There is a scene in the season seven premier of The Walking Dead—titled The Day Will Come When You Won’t Be—in which Rick is forced by his captor, Negan, to make a choice: cut off his son Carl’s arm or Negan will kill all six of Rick’s fellow captors. Then all of his friends. Then Carl.
Logically, the choice is obvious; There’s no equivalency between a wound and multiple capital acts. If it’s not your son—and you don’t have to swing the axe—it’s easy to argue that the needs of the many outweigh the needs of the few (or the one).
Emotionally, of course, the choice is untenable. Notwithstanding Rick’s implicit duty to protect the life and safety of his son, he is forced to confront a new reality—one in which one way or another he must act against his conscience. That one of his options can be said to catalyze less evil is intellectually comforting, but of little solace to the person who must live with the knowledge of his actions. Either choice is a sacrifice of self. Both diminish the chooser’s moral standing in the world.

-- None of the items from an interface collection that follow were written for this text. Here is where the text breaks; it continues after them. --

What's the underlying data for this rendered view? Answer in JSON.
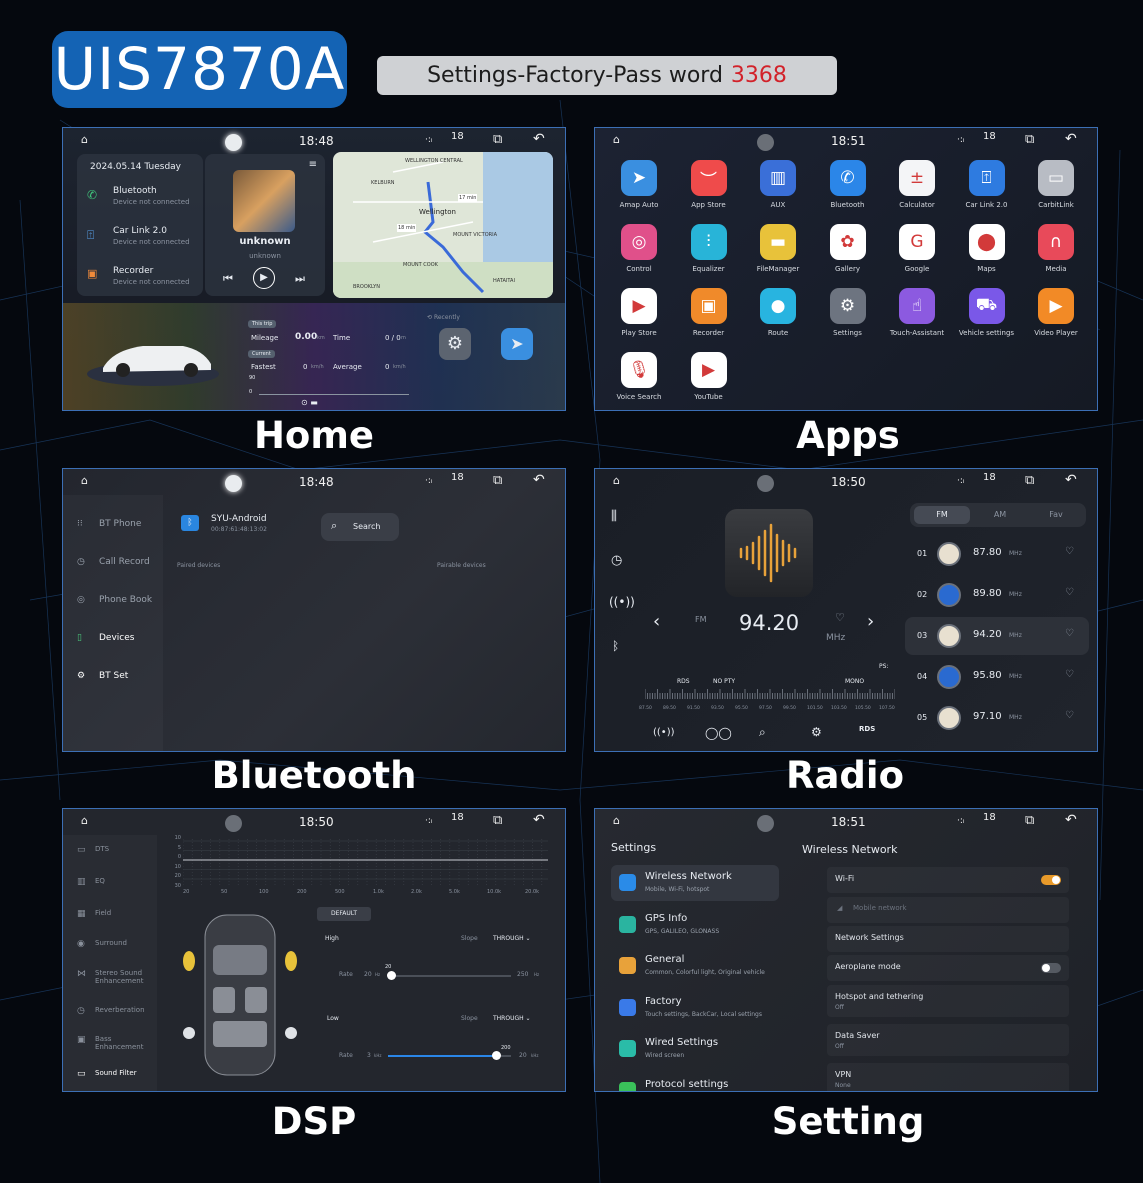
{
  "header": {
    "model": "UIS7870A",
    "pass_label": "Settings-Factory-Pass word",
    "pass_code": "3368"
  },
  "status": {
    "signal": "·:ᵢ",
    "temp": "18",
    "dsp_label": "DSP"
  },
  "captions": {
    "home": "Home",
    "apps": "Apps",
    "bluetooth": "Bluetooth",
    "radio": "Radio",
    "dsp": "DSP",
    "setting": "Setting"
  },
  "home": {
    "time": "18:48",
    "date": "2024.05.14  Tuesday",
    "items": [
      {
        "title": "Bluetooth",
        "sub": "Device not connected"
      },
      {
        "title": "Car Link 2.0",
        "sub": "Device not connected"
      },
      {
        "title": "Recorder",
        "sub": "Device not connected"
      }
    ],
    "music": {
      "title": "unknown",
      "artist": "unknown"
    },
    "map_labels": [
      "WELLINGTON CENTRAL",
      "Wellington",
      "17 min",
      "18 min",
      "MOUNT VICTORIA",
      "BROOKLYN",
      "KELBURN",
      "HATAITAI",
      "MOUNT COOK"
    ],
    "trip": {
      "this_trip": "This trip",
      "current": "Current",
      "mileage_label": "Mileage",
      "mileage": "0.00",
      "mileage_unit": "km",
      "time_label": "Time",
      "time_val": "0 / 0",
      "time_unit": "m",
      "fastest_label": "Fastest",
      "fastest": "0",
      "fastest_unit": "km/h",
      "average_label": "Average",
      "average": "0",
      "average_unit": "km/h",
      "scale_top": "90",
      "scale_mid": "0",
      "scale_bot": "0"
    },
    "recently": "Recently"
  },
  "apps": {
    "time": "18:51",
    "list": [
      {
        "label": "Amap Auto",
        "icon": "navigation-icon",
        "glyph": "➤",
        "color": "#3a8fe0"
      },
      {
        "label": "App Store",
        "icon": "store-icon",
        "glyph": "︶",
        "color": "#ef4b4b"
      },
      {
        "label": "AUX",
        "icon": "aux-icon",
        "glyph": "▥",
        "color": "#3a6fd8"
      },
      {
        "label": "Bluetooth",
        "icon": "phone-icon",
        "glyph": "✆",
        "color": "#2b86e8"
      },
      {
        "label": "Calculator",
        "icon": "calculator-icon",
        "glyph": "±",
        "color": "#f4f5f7"
      },
      {
        "label": "Car Link 2.0",
        "icon": "carlink-icon",
        "glyph": "⍐",
        "color": "#2e7be0"
      },
      {
        "label": "CarbitLink",
        "icon": "carbitlink-icon",
        "glyph": "▭",
        "color": "#b8bcc4"
      },
      {
        "label": "Control",
        "icon": "steering-icon",
        "glyph": "◎",
        "color": "#e0508a"
      },
      {
        "label": "Equalizer",
        "icon": "equalizer-icon",
        "glyph": "⫶",
        "color": "#28b4d8"
      },
      {
        "label": "FileManager",
        "icon": "folder-icon",
        "glyph": "▬",
        "color": "#e8c23a"
      },
      {
        "label": "Gallery",
        "icon": "gallery-icon",
        "glyph": "✿",
        "color": "#ffffff"
      },
      {
        "label": "Google",
        "icon": "google-icon",
        "glyph": "G",
        "color": "#ffffff"
      },
      {
        "label": "Maps",
        "icon": "maps-icon",
        "glyph": "⬤",
        "color": "#ffffff"
      },
      {
        "label": "Media",
        "icon": "headphones-icon",
        "glyph": "∩",
        "color": "#e84a5a"
      },
      {
        "label": "Play Store",
        "icon": "play-store-icon",
        "glyph": "▶",
        "color": "#ffffff"
      },
      {
        "label": "Recorder",
        "icon": "recorder-icon",
        "glyph": "▣",
        "color": "#f08a2a"
      },
      {
        "label": "Route",
        "icon": "route-icon",
        "glyph": "●",
        "color": "#28b4e0"
      },
      {
        "label": "Settings",
        "icon": "settings-icon",
        "glyph": "⚙",
        "color": "#6d7480"
      },
      {
        "label": "Touch-Assistant",
        "icon": "touch-icon",
        "glyph": "☝",
        "color": "#8c5ae0"
      },
      {
        "label": "Vehicle settings",
        "icon": "vehicle-icon",
        "glyph": "⛟",
        "color": "#7a58e8"
      },
      {
        "label": "Video Player",
        "icon": "video-icon",
        "glyph": "▶",
        "color": "#f28a26"
      },
      {
        "label": "Voice Search",
        "icon": "microphone-icon",
        "glyph": "🎙",
        "color": "#ffffff"
      },
      {
        "label": "YouTube",
        "icon": "youtube-icon",
        "glyph": "▶",
        "color": "#ffffff"
      }
    ]
  },
  "bluetooth": {
    "time": "18:48",
    "menu": [
      "BT Phone",
      "Call Record",
      "Phone Book",
      "Devices",
      "BT Set"
    ],
    "device_name": "SYU-Android",
    "device_mac": "00:87:61:48:13:02",
    "search": "Search",
    "paired": "Paired devices",
    "pairable": "Pairable devices"
  },
  "radio": {
    "time": "18:50",
    "band": "FM",
    "freq": "94.20",
    "unit": "MHz",
    "tabs": [
      "FM",
      "AM",
      "Fav"
    ],
    "rds": "RDS",
    "pty": "NO PTY",
    "mono": "MONO",
    "ps": "PS:",
    "scale": [
      "87.50",
      "89.50",
      "91.50",
      "93.50",
      "95.50",
      "97.50",
      "99.50",
      "101.50",
      "103.50",
      "105.50",
      "107.50"
    ],
    "stations": [
      {
        "num": "01",
        "freq": "87.80",
        "unit": "MHz"
      },
      {
        "num": "02",
        "freq": "89.80",
        "unit": "MHz"
      },
      {
        "num": "03",
        "freq": "94.20",
        "unit": "MHz"
      },
      {
        "num": "04",
        "freq": "95.80",
        "unit": "MHz"
      },
      {
        "num": "05",
        "freq": "97.10",
        "unit": "MHz"
      }
    ],
    "rds_logo": "RDS"
  },
  "dsp": {
    "time": "18:50",
    "menu": [
      "DTS",
      "EQ",
      "Field",
      "Surround",
      "Stereo Sound Enhancement",
      "Reverberation",
      "Bass Enhancement",
      "Sound Filter"
    ],
    "y_ticks": [
      "10",
      "5",
      "0",
      "10",
      "20",
      "30"
    ],
    "x_ticks": [
      "20",
      "50",
      "100",
      "200",
      "500",
      "1.0k",
      "2.0k",
      "5.0k",
      "10.0k",
      "20.0k"
    ],
    "preset": "DEFAULT",
    "high": "High",
    "low": "Low",
    "slope": "Slope",
    "through": "THROUGH",
    "rate": "Rate",
    "high_min": "20",
    "high_val": "20",
    "high_max": "250",
    "low_min": "3",
    "low_val": "200",
    "low_max": "20",
    "unit_hz": "Hz",
    "unit_khz": "kHz",
    "high_level": 0.0,
    "low_level": 0.88
  },
  "settings": {
    "time": "18:51",
    "title": "Settings",
    "right_title": "Wireless Network",
    "items": [
      {
        "title": "Wireless Network",
        "sub": "Mobile, Wi-Fi, hotspot",
        "color": "#2a8be8"
      },
      {
        "title": "GPS Info",
        "sub": "GPS, GALILEO, GLONASS",
        "color": "#2ab4a0"
      },
      {
        "title": "General",
        "sub": "Common, Colorful light, Original vehicle",
        "color": "#e8a23a"
      },
      {
        "title": "Factory",
        "sub": "Touch settings, BackCar, Local settings",
        "color": "#3a7ae8"
      },
      {
        "title": "Wired Settings",
        "sub": "Wired screen",
        "color": "#2abca8"
      },
      {
        "title": "Protocol settings",
        "sub": "",
        "color": "#3ac05a"
      }
    ],
    "rows": [
      {
        "title": "Wi-Fi",
        "sub": ""
      },
      {
        "title": "Mobile network",
        "sub": ""
      },
      {
        "title": "Network Settings",
        "sub": ""
      },
      {
        "title": "Aeroplane mode",
        "sub": ""
      },
      {
        "title": "Hotspot and tethering",
        "sub": "Off"
      },
      {
        "title": "Data Saver",
        "sub": "Off"
      },
      {
        "title": "VPN",
        "sub": "None"
      }
    ],
    "wifi_on": true,
    "aeroplane_on": false
  }
}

In the scene, Rick struggles to come to terms with the hopelessness that accompanies his loss of power. We experience his agony as he desperately tries to find a third way that doesn’t make him a party to harm. Like him, though, we are aware of the inevitability of his circumstances.
In the end, of course, he is broken. Rick must capitulate to the demands of his new, grotesque, reality—and in so doing become an agent of it.
The storyline feels depressingly apropos of this moment.